5:10 p.m. (CDT)
The police officer whose video-recorded actions at a North Texas pool party have drawn national attention and comment has resigned from the police force.
Officer David Eric Casebolt resigned Tuesday from the McKinney Police Department after almost 10 years on the force. His resignation was confirmed by his attorney, Jane Bishkin of Dallas.
A viral video showed him pushing a bikini-clad girl to the ground on Friday and brandishing his gun at other black teens after he and other officers responded to complaints about the pool party at a community-owned McKinney swimming pool.
McKinney Police Chief Greg Conley had placed the 41-year-old former Texas state trooper on administrative leave after the incident.
Bishkin declined to say where Casebolt is now and said he had received death threats. The attorney said she would release more information at a news conference Wednesday.
1:35 p.m. (CDT)
White House Press Secretary Josh Earnest says he doesn't know if President Barack Obama has seen the video of a North Texas pool party where officers detained black teenagers but that the president is aware of news coverage about it.
Earnest said Tuesday that early indications suggested authorities in McKinney had taken "what appear to be appropriate steps" in putting the officer seen in the video on leave.
Earnest says it would take a few more days to determine what further steps are needed.

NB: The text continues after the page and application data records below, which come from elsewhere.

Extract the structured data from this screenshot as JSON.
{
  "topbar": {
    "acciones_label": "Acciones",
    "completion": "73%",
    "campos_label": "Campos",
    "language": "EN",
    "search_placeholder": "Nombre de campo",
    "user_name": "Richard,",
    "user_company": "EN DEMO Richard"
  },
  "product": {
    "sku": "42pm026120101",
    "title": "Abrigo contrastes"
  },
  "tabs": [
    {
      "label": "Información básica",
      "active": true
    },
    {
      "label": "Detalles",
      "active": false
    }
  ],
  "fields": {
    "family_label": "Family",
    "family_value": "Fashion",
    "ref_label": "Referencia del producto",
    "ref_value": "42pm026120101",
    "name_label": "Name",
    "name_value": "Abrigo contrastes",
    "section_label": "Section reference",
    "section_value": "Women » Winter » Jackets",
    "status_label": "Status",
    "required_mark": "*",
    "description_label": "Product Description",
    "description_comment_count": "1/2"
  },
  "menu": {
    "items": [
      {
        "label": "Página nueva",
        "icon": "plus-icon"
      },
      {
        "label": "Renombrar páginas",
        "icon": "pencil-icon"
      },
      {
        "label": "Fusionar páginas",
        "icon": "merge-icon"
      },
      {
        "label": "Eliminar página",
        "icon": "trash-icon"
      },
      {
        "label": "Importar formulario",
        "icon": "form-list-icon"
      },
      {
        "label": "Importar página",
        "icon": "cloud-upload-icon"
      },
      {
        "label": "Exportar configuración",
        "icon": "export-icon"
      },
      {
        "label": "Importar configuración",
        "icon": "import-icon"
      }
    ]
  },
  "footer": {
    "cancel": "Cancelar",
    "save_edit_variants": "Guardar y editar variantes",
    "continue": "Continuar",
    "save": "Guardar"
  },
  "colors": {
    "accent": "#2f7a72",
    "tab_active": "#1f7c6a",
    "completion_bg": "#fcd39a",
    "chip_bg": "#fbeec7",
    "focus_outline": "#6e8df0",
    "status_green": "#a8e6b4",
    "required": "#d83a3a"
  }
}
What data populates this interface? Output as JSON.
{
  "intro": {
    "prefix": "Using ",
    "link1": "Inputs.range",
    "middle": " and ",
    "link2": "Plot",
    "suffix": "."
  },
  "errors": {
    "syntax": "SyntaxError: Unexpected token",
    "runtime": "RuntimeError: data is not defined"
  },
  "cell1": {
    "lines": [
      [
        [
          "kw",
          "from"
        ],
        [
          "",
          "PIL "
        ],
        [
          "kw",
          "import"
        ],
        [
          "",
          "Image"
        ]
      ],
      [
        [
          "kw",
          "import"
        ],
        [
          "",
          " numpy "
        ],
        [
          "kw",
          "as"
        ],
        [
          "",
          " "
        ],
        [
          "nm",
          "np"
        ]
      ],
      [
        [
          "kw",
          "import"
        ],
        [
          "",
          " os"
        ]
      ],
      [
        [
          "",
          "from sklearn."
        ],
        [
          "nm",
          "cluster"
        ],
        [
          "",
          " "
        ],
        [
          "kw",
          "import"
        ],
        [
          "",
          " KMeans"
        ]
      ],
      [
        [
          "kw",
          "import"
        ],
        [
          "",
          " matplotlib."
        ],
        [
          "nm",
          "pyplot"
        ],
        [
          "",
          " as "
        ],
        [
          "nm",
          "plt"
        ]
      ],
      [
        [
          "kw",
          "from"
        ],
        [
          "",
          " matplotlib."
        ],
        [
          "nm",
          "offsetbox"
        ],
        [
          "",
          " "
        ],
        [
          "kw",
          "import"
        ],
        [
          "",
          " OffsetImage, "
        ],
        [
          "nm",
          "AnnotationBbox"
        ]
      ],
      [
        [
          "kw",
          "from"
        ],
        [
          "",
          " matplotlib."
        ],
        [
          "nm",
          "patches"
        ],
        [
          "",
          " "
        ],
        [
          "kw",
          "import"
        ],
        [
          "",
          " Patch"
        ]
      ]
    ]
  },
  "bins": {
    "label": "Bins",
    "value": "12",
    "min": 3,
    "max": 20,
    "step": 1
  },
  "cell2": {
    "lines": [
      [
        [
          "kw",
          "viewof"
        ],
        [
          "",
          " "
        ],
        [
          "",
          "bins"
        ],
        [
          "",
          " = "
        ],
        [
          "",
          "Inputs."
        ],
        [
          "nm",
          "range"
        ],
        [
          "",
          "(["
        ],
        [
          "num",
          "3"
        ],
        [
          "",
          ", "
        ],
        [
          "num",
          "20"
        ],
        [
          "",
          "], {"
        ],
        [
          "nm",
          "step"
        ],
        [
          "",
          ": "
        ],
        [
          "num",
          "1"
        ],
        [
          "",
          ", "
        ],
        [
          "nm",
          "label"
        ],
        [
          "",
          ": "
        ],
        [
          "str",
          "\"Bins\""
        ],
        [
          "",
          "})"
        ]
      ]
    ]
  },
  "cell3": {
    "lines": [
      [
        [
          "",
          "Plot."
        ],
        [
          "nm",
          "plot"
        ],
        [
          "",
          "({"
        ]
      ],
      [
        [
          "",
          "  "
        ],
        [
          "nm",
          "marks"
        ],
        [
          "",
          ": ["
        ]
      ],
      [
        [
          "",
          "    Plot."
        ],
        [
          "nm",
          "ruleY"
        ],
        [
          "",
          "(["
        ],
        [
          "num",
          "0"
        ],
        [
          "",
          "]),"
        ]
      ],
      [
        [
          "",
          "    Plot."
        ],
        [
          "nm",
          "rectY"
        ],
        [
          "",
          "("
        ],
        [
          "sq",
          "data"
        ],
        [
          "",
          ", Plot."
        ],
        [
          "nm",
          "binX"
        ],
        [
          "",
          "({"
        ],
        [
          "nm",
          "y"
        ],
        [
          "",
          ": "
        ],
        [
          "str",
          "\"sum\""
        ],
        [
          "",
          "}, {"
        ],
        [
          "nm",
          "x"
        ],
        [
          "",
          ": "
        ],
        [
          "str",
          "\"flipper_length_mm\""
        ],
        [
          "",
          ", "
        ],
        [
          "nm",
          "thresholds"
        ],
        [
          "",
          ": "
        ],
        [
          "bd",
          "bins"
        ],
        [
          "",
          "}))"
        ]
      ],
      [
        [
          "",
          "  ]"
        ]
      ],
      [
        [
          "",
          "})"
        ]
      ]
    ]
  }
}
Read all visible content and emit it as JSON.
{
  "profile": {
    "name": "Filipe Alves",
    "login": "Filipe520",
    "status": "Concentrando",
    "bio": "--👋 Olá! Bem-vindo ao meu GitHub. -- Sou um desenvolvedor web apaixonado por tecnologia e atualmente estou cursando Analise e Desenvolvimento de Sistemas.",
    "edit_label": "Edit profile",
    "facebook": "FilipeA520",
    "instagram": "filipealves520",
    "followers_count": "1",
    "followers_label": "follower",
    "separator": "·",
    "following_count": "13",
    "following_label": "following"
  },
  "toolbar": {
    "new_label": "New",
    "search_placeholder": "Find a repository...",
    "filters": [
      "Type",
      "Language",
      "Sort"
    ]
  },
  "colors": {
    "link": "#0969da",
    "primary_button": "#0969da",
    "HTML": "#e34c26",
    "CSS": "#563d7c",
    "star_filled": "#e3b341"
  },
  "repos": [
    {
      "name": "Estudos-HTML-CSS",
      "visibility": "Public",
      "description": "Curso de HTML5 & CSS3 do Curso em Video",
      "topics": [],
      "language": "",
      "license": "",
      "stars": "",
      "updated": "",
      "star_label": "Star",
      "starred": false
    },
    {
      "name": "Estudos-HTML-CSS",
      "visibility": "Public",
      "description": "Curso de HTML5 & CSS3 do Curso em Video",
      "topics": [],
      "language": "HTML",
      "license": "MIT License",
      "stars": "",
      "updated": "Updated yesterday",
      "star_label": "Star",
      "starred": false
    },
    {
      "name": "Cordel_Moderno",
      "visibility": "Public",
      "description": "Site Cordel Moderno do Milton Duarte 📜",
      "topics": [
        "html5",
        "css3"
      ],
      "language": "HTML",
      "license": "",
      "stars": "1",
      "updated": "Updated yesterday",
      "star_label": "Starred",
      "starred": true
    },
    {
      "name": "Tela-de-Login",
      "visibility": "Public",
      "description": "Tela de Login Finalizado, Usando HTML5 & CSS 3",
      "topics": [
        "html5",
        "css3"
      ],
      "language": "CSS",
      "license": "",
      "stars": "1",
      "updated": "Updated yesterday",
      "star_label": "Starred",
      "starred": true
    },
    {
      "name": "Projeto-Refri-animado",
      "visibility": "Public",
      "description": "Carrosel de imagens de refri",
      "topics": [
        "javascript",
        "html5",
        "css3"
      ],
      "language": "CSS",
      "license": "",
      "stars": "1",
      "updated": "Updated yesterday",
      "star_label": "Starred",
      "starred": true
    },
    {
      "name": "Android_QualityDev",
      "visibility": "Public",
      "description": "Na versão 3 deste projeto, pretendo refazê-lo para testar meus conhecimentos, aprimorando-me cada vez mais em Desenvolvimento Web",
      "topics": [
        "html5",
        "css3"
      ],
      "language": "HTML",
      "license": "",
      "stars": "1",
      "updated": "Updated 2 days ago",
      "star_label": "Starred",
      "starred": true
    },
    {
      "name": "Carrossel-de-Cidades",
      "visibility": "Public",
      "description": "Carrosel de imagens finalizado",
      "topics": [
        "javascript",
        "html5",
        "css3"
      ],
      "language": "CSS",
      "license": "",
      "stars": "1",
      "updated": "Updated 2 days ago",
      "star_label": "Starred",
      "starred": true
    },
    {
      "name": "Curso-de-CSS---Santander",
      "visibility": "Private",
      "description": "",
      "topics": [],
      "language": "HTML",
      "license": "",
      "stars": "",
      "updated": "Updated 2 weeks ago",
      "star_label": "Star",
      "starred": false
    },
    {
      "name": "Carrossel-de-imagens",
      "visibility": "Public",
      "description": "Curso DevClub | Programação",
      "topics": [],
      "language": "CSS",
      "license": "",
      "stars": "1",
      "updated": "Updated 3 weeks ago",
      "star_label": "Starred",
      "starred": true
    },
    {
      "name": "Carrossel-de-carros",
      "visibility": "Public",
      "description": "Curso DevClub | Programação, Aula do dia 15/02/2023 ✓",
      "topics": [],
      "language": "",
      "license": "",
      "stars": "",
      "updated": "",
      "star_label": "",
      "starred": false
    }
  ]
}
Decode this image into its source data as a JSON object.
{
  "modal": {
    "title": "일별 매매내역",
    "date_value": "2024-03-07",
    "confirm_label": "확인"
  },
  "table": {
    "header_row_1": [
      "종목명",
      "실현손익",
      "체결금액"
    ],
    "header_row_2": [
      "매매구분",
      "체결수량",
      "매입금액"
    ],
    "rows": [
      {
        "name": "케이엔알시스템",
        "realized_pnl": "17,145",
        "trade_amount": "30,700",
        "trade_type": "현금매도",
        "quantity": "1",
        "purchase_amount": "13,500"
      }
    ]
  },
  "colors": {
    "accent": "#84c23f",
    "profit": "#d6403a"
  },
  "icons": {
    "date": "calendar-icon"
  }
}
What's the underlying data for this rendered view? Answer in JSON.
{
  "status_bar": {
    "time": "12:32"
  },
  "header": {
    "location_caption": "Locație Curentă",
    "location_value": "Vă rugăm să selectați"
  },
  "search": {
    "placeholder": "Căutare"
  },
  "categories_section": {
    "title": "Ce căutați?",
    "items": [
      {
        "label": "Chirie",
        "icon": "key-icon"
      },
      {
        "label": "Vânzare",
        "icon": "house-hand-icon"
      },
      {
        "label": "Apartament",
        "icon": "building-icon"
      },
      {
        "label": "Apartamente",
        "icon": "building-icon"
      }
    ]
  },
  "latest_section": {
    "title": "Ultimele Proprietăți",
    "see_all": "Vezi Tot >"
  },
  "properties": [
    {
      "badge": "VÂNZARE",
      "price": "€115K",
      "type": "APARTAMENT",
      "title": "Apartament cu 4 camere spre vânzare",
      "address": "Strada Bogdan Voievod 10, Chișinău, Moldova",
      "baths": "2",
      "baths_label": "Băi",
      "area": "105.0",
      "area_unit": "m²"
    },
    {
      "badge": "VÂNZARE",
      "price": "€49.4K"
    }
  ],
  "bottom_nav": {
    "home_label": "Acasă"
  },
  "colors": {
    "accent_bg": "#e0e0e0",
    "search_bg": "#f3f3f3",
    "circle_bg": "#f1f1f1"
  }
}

Officer David Eric Casebolt is seen pinning a black teenage girl to the ground. Casebolt, who's white, also pulled a gun on other teens to help keep order as disturbances apparently broke out during Friday's gathering.
1 p.m. (CDT)
The NAACP is asking the Department of Justice to review the procedures of a North Texas police department facing heavy scrutiny following a weekend pool party where officers detained black teenagers.
Gary Bledsoe, president of the Texas chapter of the NAACP, said Tuesday that the organization for now has stopped short of asking for a federal investigation of McKinney police.
He says a review of department policies are needed to ensure officers are responding appropriately to calls involving minorities.
Bledsoe also said independent investigators must review the response Friday to the party where video showed a white officer pushing a black teen to the ground in an effort to restrain her. He says the NAACP is still trying to determine who should lead that inquiry but said it shouldn't be Texas Rangers.
12 p.m. (CDT)
A white police officer who pinned a black teenage girl to the ground and pulled a gun on others after a weekend pool party in North Texas was accused in a federal lawsuit of racial profiling and excessive force during a 2007 arrest.
David Eric Casebolt is on administrative leave after the pool party incident in McKinney, a Dallas suburb.
In 2007, Casebolt and other officers arrested Albert Brown Jr., who authorities say was found with crack cocaine during a traffic stop.
Brown, who is black, sued Casebolt and the officers, accusing them of forcibly searching him after pulling down his pants and slamming his head against a car hood.
An attorney for Casebolt and the other officers denied Brown's accusations. The lawsuit was dismissed in 2009.